= Source records =
<<<<

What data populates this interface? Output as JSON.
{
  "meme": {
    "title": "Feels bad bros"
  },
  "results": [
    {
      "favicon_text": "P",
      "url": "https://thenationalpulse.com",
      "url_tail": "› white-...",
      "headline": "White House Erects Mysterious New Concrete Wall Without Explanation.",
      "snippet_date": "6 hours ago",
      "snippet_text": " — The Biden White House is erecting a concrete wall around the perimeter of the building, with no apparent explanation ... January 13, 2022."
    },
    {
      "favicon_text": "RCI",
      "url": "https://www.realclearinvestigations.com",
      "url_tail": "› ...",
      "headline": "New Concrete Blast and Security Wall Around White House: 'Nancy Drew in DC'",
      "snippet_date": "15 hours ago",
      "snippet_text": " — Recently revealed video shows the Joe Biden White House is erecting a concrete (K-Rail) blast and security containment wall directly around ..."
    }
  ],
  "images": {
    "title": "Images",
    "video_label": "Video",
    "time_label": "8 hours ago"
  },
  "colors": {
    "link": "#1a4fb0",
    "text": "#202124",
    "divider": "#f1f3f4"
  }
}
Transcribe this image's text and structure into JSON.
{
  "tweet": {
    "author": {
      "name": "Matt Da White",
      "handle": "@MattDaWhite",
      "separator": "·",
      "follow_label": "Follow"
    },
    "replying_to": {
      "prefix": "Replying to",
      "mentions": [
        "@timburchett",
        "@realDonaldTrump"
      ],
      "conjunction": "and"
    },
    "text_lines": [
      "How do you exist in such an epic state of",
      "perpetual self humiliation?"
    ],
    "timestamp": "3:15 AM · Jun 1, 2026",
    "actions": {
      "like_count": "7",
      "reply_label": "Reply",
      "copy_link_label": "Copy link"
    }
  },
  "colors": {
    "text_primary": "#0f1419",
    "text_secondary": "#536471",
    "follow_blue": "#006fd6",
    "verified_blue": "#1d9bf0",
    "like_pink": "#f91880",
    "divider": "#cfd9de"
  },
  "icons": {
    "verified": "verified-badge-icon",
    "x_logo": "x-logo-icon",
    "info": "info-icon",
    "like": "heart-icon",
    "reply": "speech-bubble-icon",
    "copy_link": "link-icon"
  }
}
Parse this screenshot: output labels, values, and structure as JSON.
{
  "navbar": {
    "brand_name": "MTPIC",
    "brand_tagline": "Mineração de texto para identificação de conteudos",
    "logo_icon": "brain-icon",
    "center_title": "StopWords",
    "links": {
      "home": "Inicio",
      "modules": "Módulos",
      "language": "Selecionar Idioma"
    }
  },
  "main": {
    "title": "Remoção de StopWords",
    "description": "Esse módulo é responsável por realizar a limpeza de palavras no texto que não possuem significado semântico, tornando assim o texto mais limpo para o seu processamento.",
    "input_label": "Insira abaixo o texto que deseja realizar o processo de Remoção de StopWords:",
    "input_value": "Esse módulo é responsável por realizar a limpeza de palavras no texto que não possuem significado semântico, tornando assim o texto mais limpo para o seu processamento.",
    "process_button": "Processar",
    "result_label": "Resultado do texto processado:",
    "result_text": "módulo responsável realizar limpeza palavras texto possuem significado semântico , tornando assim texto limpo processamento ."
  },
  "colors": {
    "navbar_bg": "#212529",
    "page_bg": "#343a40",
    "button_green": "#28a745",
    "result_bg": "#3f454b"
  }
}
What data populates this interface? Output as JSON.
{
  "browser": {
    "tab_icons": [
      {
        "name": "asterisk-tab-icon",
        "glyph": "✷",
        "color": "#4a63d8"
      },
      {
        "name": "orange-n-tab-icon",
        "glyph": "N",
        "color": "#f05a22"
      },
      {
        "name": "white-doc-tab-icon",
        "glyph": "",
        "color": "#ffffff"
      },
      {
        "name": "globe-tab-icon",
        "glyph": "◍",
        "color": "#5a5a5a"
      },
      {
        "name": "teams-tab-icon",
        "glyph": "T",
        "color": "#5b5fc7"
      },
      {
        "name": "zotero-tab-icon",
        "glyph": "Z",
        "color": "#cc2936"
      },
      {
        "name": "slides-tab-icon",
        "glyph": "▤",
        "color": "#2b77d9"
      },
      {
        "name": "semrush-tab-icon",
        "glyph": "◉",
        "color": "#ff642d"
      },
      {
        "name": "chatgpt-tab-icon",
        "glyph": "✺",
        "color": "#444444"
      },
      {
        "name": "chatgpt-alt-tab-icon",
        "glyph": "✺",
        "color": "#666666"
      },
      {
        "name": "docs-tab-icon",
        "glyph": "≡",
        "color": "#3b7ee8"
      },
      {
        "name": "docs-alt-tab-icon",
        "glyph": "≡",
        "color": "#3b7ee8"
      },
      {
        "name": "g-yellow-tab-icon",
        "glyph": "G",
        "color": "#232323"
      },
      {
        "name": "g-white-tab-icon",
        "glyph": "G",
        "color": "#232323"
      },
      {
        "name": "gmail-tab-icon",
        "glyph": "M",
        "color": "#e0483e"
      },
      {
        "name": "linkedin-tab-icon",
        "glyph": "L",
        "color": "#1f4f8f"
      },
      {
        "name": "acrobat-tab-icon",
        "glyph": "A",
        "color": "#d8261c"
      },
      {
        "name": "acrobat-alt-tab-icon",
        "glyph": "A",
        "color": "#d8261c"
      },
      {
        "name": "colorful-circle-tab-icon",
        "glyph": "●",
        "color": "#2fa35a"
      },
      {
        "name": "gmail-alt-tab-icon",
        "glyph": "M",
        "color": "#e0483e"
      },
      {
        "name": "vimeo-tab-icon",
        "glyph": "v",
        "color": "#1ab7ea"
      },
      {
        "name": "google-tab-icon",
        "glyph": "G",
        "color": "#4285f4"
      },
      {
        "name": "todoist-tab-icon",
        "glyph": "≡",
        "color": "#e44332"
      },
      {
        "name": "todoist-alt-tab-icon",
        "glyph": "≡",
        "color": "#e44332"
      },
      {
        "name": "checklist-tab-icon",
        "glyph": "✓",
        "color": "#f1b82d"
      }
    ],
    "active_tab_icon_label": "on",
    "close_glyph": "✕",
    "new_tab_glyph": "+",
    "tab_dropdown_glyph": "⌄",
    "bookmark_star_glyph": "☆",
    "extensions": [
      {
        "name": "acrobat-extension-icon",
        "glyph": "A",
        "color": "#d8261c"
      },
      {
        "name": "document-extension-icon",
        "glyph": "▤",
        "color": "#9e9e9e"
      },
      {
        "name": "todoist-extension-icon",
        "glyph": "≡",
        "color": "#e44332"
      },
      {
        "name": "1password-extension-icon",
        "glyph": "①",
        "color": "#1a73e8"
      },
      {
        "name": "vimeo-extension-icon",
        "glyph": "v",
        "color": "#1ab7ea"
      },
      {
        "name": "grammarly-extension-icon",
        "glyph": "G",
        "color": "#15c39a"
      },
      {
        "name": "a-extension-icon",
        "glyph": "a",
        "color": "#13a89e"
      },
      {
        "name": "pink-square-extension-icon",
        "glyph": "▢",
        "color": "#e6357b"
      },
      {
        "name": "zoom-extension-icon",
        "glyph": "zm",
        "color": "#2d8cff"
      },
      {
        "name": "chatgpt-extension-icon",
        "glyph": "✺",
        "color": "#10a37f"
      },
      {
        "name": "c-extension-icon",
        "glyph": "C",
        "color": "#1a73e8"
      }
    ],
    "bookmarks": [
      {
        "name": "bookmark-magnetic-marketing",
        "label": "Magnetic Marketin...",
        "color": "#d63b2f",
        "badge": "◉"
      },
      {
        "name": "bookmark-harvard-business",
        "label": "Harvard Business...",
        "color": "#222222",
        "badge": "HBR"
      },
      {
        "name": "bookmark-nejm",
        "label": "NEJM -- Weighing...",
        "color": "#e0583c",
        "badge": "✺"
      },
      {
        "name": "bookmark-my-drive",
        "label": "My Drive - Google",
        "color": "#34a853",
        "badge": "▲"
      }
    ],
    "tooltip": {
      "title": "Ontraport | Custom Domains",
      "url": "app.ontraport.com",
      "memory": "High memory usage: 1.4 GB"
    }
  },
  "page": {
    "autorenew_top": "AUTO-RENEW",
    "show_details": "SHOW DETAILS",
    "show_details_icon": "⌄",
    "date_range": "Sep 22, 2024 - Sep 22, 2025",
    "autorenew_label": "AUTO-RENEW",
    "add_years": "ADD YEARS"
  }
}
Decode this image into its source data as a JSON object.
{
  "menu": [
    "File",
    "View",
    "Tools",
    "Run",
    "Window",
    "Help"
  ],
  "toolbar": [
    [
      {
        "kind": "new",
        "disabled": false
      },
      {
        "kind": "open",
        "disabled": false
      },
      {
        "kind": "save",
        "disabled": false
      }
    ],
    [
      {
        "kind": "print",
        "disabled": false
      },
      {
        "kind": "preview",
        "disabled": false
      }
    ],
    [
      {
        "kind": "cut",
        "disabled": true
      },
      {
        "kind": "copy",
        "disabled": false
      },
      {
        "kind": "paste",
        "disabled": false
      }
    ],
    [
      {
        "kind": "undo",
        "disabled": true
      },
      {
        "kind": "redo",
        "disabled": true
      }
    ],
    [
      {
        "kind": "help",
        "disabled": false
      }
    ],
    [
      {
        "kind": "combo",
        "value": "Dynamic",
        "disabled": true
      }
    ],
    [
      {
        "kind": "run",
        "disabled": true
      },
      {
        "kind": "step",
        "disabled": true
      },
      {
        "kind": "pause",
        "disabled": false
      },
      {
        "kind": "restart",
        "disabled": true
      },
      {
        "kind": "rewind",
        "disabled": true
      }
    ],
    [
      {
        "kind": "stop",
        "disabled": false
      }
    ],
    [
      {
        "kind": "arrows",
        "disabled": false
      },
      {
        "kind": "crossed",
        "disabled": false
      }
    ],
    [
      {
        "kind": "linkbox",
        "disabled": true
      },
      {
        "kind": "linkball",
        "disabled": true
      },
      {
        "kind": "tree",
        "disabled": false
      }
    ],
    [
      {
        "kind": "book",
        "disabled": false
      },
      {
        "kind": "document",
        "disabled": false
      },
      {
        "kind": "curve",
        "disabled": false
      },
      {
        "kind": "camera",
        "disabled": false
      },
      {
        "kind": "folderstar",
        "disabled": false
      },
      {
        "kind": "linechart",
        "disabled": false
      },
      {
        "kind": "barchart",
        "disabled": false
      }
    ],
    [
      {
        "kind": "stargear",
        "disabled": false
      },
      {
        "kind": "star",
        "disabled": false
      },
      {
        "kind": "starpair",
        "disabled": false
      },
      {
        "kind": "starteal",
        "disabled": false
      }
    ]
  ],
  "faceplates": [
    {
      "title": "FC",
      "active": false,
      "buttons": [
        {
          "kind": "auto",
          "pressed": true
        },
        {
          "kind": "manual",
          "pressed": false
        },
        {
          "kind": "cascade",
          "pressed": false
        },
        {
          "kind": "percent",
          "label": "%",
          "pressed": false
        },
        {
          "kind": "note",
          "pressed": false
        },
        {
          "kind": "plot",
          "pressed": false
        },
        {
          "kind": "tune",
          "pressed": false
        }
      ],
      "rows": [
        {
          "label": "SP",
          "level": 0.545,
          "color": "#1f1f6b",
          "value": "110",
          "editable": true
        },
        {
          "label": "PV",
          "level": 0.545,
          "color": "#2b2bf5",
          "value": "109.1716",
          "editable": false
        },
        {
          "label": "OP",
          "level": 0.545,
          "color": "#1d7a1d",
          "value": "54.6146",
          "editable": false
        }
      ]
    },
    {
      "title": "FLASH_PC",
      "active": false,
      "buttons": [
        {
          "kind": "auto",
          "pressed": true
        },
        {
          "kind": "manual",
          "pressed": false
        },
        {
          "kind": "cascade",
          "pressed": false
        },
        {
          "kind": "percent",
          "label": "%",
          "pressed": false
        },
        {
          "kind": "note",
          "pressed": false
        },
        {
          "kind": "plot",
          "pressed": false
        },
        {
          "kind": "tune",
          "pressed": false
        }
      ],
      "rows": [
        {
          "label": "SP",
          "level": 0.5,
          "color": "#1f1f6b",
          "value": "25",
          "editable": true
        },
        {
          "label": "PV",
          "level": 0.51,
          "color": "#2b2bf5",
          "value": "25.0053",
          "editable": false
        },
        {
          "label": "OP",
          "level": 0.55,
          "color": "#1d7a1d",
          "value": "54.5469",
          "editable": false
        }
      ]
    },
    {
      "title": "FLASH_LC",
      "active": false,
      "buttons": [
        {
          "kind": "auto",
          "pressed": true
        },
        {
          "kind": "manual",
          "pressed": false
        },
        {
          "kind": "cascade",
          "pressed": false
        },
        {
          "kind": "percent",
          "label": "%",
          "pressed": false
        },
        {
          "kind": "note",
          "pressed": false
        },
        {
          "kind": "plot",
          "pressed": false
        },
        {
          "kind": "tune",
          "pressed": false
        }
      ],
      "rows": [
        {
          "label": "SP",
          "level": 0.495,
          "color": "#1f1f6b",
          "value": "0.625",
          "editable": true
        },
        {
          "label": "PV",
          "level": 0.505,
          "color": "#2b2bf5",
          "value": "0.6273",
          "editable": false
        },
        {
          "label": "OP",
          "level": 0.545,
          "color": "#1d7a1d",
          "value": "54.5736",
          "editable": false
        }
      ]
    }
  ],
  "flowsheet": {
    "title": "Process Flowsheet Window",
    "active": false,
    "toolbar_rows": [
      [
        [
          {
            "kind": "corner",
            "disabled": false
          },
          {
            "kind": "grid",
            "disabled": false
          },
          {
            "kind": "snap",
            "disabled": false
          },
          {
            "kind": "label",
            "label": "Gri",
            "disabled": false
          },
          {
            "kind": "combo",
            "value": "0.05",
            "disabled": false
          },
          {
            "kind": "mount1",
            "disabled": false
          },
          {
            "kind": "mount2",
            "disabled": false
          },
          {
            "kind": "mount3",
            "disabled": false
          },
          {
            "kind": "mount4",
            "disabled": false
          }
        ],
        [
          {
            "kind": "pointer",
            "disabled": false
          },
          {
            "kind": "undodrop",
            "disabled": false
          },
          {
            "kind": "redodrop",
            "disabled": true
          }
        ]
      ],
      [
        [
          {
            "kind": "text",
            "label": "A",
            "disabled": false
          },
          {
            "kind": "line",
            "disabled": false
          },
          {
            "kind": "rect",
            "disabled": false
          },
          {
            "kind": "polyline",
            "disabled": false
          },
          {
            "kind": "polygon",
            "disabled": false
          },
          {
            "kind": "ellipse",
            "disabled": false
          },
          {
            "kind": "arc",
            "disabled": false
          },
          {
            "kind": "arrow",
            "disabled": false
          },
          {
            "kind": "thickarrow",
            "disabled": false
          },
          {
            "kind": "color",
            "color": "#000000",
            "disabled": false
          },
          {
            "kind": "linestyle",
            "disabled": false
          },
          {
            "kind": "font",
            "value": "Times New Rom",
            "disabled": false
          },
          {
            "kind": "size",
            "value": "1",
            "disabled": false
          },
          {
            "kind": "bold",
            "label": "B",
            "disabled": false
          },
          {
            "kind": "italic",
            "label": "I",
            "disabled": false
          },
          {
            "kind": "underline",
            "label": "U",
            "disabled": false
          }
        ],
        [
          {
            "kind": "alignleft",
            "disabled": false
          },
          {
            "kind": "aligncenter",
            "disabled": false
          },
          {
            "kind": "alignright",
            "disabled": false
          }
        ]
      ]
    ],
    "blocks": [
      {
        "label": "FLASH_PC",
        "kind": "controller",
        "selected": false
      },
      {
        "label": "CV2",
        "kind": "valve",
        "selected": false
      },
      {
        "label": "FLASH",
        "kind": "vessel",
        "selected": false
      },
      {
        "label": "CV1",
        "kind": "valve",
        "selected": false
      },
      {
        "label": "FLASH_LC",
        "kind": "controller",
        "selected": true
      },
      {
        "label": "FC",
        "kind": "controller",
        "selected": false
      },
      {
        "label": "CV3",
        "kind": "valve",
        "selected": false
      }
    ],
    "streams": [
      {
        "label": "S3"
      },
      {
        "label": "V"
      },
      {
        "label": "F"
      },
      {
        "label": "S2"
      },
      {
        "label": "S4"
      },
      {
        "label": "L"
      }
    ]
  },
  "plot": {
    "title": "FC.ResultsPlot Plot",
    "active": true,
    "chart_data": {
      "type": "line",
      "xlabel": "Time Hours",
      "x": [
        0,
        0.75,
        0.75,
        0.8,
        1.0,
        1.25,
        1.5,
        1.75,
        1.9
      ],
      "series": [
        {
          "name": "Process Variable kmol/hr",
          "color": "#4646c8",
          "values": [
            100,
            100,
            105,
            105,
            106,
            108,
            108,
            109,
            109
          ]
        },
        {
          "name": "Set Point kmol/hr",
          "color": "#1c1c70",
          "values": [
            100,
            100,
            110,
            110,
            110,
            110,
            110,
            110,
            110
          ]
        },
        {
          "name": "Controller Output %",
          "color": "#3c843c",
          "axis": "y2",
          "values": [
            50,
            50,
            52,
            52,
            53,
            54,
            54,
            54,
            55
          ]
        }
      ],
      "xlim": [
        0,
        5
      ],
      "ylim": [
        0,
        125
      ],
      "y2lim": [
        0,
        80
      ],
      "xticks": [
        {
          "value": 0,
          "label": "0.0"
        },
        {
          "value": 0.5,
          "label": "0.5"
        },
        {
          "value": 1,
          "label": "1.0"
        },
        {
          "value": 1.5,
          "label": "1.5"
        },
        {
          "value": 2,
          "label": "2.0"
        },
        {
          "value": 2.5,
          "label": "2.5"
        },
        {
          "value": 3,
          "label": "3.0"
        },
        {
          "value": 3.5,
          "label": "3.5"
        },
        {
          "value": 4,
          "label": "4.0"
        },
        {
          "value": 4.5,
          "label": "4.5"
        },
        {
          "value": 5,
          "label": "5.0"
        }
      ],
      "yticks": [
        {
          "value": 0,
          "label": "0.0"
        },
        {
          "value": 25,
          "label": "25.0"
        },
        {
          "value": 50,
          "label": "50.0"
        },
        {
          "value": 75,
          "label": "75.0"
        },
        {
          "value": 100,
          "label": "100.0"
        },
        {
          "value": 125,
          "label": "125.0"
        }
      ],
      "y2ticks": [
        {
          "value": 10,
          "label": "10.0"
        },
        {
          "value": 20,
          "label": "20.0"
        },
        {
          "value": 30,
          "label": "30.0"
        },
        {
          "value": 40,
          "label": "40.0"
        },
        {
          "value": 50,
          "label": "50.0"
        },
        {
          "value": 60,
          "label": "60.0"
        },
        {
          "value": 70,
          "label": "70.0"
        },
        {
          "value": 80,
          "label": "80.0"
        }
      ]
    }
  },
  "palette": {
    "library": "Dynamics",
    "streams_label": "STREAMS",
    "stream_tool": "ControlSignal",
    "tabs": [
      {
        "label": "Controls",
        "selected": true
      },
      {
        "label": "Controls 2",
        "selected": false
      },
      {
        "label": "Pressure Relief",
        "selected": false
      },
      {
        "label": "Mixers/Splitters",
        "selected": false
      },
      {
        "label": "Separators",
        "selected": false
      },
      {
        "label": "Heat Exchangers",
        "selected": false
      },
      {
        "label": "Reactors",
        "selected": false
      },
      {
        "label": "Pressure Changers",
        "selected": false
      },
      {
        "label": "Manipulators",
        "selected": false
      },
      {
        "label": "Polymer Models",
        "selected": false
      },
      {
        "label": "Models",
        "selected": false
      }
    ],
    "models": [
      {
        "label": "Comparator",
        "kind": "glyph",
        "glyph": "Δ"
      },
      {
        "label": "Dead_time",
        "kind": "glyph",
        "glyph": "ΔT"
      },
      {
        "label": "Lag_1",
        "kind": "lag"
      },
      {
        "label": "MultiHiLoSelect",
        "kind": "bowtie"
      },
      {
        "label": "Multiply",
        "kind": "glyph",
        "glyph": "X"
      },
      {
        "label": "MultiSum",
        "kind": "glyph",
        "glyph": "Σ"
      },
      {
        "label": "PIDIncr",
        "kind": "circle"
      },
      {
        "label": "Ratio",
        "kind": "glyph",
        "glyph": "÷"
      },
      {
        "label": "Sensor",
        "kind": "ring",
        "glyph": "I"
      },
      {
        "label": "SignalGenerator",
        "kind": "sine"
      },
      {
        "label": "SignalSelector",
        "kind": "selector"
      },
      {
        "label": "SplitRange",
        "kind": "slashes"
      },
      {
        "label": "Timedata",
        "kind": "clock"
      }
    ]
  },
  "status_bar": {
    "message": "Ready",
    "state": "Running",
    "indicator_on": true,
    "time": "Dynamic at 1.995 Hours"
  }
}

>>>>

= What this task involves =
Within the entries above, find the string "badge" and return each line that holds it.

= Written reply =
    "verified": "verified-badge-icon",
        "badge": "◉"
        "badge": "HBR"
        "badge": "✺"
        "badge": "▲"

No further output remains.